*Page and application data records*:
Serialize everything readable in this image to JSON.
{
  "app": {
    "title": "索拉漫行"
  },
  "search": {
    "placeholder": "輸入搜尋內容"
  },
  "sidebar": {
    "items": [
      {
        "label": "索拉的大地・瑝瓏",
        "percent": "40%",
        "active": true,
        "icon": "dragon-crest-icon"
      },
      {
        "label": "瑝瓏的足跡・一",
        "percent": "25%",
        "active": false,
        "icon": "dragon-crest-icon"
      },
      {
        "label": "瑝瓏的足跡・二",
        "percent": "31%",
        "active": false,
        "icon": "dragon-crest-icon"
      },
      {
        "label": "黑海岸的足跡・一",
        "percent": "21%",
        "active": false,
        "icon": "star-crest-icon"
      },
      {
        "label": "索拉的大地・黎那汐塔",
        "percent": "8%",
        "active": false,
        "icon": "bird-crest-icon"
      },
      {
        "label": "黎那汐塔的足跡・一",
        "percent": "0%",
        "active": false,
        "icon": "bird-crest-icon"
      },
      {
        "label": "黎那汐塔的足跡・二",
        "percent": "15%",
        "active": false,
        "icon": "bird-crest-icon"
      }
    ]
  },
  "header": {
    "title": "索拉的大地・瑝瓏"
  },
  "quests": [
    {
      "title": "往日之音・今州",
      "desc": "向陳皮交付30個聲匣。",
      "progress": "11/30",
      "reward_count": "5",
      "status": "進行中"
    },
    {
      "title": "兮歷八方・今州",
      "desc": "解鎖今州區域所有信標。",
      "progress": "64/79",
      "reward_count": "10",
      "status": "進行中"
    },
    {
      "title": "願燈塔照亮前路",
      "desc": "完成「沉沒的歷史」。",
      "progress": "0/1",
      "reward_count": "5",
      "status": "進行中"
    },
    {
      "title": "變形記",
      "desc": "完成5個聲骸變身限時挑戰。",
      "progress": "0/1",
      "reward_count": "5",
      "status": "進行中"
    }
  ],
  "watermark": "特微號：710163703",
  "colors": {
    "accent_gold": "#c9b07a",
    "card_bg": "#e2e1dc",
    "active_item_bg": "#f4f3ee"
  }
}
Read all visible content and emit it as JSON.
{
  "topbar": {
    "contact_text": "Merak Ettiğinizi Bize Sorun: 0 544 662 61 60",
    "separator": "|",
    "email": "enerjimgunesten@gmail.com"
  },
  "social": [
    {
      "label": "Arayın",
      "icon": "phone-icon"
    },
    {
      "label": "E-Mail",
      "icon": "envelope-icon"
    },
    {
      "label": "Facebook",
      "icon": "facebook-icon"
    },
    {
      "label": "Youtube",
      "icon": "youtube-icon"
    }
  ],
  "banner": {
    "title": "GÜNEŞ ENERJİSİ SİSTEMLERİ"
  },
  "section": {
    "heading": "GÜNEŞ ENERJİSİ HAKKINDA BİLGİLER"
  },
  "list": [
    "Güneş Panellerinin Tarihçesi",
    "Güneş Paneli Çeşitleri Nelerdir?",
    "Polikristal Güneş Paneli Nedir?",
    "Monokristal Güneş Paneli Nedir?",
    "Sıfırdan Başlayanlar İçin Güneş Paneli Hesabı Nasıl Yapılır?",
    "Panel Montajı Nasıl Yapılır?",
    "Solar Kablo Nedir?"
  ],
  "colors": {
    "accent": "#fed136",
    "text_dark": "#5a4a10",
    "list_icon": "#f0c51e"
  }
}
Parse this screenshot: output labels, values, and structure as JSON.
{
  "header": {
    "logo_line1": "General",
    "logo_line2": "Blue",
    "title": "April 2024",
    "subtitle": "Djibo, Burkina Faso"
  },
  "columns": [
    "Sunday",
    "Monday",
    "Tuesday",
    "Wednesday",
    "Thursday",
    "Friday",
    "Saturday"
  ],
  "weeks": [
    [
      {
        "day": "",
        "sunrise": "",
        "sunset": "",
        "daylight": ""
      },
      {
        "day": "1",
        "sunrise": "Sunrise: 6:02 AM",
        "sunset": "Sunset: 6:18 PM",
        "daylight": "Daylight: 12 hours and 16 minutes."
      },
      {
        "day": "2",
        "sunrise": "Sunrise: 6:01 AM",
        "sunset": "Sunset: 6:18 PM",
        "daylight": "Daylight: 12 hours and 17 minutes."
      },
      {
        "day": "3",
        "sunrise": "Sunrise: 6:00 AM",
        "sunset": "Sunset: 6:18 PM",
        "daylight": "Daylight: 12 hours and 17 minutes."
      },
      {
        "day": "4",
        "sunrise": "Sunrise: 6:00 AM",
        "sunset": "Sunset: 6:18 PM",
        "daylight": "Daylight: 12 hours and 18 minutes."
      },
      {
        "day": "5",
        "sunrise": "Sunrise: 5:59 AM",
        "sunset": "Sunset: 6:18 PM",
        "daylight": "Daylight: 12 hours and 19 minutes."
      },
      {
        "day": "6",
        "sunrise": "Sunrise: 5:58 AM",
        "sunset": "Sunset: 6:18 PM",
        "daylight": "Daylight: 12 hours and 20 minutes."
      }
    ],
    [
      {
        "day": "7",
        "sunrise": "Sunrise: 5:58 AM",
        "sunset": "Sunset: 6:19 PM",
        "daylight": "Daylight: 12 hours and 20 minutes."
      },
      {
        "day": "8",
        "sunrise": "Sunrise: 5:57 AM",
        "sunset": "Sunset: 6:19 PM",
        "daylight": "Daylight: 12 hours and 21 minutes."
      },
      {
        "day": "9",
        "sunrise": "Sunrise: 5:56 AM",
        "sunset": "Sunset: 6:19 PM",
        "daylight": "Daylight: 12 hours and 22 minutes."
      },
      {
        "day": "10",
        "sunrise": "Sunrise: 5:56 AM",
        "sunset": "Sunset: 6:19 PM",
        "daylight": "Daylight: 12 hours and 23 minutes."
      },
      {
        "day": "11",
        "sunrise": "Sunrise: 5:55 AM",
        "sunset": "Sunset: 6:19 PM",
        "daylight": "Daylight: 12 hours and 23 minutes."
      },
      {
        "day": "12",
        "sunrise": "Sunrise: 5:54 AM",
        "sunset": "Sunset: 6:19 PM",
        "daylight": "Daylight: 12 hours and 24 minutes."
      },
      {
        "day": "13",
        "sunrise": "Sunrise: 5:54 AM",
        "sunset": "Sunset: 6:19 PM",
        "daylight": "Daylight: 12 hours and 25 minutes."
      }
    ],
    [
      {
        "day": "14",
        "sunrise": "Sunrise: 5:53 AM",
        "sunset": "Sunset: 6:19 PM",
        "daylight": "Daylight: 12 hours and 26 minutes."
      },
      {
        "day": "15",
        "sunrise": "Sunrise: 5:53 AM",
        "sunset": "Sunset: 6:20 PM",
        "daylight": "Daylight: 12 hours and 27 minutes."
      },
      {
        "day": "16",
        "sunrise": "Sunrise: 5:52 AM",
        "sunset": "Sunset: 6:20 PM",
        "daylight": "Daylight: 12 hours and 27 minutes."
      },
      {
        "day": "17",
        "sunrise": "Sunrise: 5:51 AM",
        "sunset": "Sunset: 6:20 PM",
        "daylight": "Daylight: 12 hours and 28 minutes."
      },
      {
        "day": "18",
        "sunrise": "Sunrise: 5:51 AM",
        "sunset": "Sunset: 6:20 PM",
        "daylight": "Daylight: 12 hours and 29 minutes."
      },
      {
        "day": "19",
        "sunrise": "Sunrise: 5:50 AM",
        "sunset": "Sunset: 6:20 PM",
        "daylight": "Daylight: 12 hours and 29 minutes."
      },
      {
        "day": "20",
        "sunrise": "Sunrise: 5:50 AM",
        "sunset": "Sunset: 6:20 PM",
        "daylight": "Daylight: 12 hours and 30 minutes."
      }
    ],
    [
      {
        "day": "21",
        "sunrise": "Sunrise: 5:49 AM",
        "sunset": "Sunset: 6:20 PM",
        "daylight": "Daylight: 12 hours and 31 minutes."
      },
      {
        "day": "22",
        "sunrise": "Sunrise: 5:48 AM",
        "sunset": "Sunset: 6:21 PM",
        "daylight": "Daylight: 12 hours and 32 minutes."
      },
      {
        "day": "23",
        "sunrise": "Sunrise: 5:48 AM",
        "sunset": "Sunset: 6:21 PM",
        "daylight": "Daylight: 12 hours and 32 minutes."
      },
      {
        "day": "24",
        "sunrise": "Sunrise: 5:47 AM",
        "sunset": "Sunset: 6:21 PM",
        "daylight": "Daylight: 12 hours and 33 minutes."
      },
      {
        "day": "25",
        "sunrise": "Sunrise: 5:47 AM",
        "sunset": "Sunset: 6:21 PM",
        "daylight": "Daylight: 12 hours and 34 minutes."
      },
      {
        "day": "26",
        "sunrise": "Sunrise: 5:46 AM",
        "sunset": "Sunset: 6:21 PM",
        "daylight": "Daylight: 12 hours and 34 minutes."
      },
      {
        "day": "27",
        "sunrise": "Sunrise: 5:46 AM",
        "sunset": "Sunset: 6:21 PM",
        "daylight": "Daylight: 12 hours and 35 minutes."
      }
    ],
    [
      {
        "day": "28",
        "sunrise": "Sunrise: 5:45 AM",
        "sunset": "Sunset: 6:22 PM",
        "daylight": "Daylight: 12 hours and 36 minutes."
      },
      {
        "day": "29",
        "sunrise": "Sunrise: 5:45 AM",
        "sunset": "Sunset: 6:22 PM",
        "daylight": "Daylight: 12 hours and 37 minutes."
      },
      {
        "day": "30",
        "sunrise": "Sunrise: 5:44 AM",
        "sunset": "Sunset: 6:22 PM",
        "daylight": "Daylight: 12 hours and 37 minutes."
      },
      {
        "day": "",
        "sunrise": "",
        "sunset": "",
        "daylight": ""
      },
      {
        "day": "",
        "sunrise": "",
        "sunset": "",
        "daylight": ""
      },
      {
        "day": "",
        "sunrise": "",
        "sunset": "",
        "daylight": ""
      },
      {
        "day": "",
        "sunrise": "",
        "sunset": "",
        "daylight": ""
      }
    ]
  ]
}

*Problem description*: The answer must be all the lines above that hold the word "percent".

*Solution for this task*:
        "percent": "40%",
        "percent": "25%",
        "percent": "31%",
        "percent": "21%",
        "percent": "8%",
        "percent": "0%",
        "percent": "15%",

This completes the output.